*EXERCISE OBJECTIVE*
I'd like every record given again exactly, please.

[Interface dataset entries]
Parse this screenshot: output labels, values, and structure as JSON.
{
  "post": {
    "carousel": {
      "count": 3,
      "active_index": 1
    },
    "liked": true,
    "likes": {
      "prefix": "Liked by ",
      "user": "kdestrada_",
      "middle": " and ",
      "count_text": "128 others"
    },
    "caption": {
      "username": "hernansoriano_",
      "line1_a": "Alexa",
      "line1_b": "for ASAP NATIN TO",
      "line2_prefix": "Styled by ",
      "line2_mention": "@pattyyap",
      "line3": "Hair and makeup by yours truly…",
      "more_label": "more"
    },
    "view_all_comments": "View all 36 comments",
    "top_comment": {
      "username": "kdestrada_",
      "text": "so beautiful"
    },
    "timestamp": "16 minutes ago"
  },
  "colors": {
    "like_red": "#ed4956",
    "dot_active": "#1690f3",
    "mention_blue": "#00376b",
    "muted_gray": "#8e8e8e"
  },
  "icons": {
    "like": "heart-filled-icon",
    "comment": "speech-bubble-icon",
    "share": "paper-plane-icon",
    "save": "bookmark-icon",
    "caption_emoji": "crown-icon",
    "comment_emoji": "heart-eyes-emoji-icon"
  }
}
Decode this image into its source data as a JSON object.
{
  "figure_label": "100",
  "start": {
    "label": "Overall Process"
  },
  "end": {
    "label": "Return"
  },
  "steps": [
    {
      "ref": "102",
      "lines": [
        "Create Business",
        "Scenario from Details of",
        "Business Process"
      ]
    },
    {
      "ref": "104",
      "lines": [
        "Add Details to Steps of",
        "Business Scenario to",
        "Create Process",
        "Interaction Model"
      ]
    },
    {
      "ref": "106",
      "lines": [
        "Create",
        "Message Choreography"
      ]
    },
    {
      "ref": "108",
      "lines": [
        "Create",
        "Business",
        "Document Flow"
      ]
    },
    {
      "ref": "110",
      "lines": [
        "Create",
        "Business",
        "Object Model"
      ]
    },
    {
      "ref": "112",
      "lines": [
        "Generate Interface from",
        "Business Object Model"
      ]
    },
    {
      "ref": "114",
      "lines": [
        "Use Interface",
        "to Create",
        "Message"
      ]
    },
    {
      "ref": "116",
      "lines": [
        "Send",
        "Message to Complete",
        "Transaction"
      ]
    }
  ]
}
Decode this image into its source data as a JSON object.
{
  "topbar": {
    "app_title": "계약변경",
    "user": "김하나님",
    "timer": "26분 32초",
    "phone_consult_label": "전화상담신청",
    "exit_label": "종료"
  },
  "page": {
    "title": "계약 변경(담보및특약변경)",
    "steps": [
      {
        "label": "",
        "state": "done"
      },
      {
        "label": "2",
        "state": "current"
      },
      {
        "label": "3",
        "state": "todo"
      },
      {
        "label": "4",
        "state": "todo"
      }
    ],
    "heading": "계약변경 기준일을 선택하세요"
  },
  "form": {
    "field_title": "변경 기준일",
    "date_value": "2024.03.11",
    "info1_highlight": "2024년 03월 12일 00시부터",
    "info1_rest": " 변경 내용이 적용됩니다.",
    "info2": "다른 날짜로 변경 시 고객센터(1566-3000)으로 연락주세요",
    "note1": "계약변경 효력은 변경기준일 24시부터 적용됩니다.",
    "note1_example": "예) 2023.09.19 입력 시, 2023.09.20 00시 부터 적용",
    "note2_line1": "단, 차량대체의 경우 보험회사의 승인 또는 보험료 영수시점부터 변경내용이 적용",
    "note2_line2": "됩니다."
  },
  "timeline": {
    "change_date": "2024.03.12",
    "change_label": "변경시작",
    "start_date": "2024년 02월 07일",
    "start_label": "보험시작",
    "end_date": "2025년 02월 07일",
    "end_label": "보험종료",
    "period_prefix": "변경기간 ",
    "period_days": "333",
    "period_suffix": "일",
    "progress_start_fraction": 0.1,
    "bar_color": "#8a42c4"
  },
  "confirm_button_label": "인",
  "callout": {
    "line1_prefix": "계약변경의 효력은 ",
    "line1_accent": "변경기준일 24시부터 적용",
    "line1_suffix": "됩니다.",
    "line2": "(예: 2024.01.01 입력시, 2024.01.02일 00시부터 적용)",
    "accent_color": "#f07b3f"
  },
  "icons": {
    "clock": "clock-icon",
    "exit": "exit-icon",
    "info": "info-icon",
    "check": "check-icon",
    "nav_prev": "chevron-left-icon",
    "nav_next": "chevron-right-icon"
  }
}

*RESPONSE*
Parse this screenshot: output labels, values, and structure as JSON.
{
  "post": {
    "carousel": {
      "count": 3,
      "active_index": 1
    },
    "liked": true,
    "likes": {
      "prefix": "Liked by ",
      "user": "kdestrada_",
      "middle": " and ",
      "count_text": "128 others"
    },
    "caption": {
      "username": "hernansoriano_",
      "line1_a": "Alexa",
      "line1_b": "for ASAP NATIN TO",
      "line2_prefix": "Styled by ",
      "line2_mention": "@pattyyap",
      "line3": "Hair and makeup by yours truly…",
      "more_label": "more"
    },
    "view_all_comments": "View all 36 comments",
    "top_comment": {
      "username": "kdestrada_",
      "text": "so beautiful"
    },
    "timestamp": "16 minutes ago"
  },
  "colors": {
    "like_red": "#ed4956",
    "dot_active": "#1690f3",
    "mention_blue": "#00376b",
    "muted_gray": "#8e8e8e"
  },
  "icons": {
    "like": "heart-filled-icon",
    "comment": "speech-bubble-icon",
    "share": "paper-plane-icon",
    "save": "bookmark-icon",
    "caption_emoji": "crown-icon",
    "comment_emoji": "heart-eyes-emoji-icon"
  }
}
Decode this image into its source data as a JSON object.
{
  "figure_label": "100",
  "start": {
    "label": "Overall Process"
  },
  "end": {
    "label": "Return"
  },
  "steps": [
    {
      "ref": "102",
      "lines": [
        "Create Business",
        "Scenario from Details of",
        "Business Process"
      ]
    },
    {
      "ref": "104",
      "lines": [
        "Add Details to Steps of",
        "Business Scenario to",
        "Create Process",
        "Interaction Model"
      ]
    },
    {
      "ref": "106",
      "lines": [
        "Create",
        "Message Choreography"
      ]
    },
    {
      "ref": "108",
      "lines": [
        "Create",
        "Business",
        "Document Flow"
      ]
    },
    {
      "ref": "110",
      "lines": [
        "Create",
        "Business",
        "Object Model"
      ]
    },
    {
      "ref": "112",
      "lines": [
        "Generate Interface from",
        "Business Object Model"
      ]
    },
    {
      "ref": "114",
      "lines": [
        "Use Interface",
        "to Create",
        "Message"
      ]
    },
    {
      "ref": "116",
      "lines": [
        "Send",
        "Message to Complete",
        "Transaction"
      ]
    }
  ]
}
Decode this image into its source data as a JSON object.
{
  "topbar": {
    "app_title": "계약변경",
    "user": "김하나님",
    "timer": "26분 32초",
    "phone_consult_label": "전화상담신청",
    "exit_label": "종료"
  },
  "page": {
    "title": "계약 변경(담보및특약변경)",
    "steps": [
      {
        "label": "",
        "state": "done"
      },
      {
        "label": "2",
        "state": "current"
      },
      {
        "label": "3",
        "state": "todo"
      },
      {
        "label": "4",
        "state": "todo"
      }
    ],
    "heading": "계약변경 기준일을 선택하세요"
  },
  "form": {
    "field_title": "변경 기준일",
    "date_value": "2024.03.11",
    "info1_highlight": "2024년 03월 12일 00시부터",
    "info1_rest": " 변경 내용이 적용됩니다.",
    "info2": "다른 날짜로 변경 시 고객센터(1566-3000)으로 연락주세요",
    "note1": "계약변경 효력은 변경기준일 24시부터 적용됩니다.",
    "note1_example": "예) 2023.09.19 입력 시, 2023.09.20 00시 부터 적용",
    "note2_line1": "단, 차량대체의 경우 보험회사의 승인 또는 보험료 영수시점부터 변경내용이 적용",
    "note2_line2": "됩니다."
  },
  "timeline": {
    "change_date": "2024.03.12",
    "change_label": "변경시작",
    "start_date": "2024년 02월 07일",
    "start_label": "보험시작",
    "end_date": "2025년 02월 07일",
    "end_label": "보험종료",
    "period_prefix": "변경기간 ",
    "period_days": "333",
    "period_suffix": "일",
    "progress_start_fraction": 0.1,
    "bar_color": "#8a42c4"
  },
  "confirm_button_label": "인",
  "callout": {
    "line1_prefix": "계약변경의 효력은 ",
    "line1_accent": "변경기준일 24시부터 적용",
    "line1_suffix": "됩니다.",
    "line2": "(예: 2024.01.01 입력시, 2024.01.02일 00시부터 적용)",
    "accent_color": "#f07b3f"
  },
  "icons": {
    "clock": "clock-icon",
    "exit": "exit-icon",
    "info": "info-icon",
    "check": "check-icon",
    "nav_prev": "chevron-left-icon",
    "nav_next": "chevron-right-icon"
  }
}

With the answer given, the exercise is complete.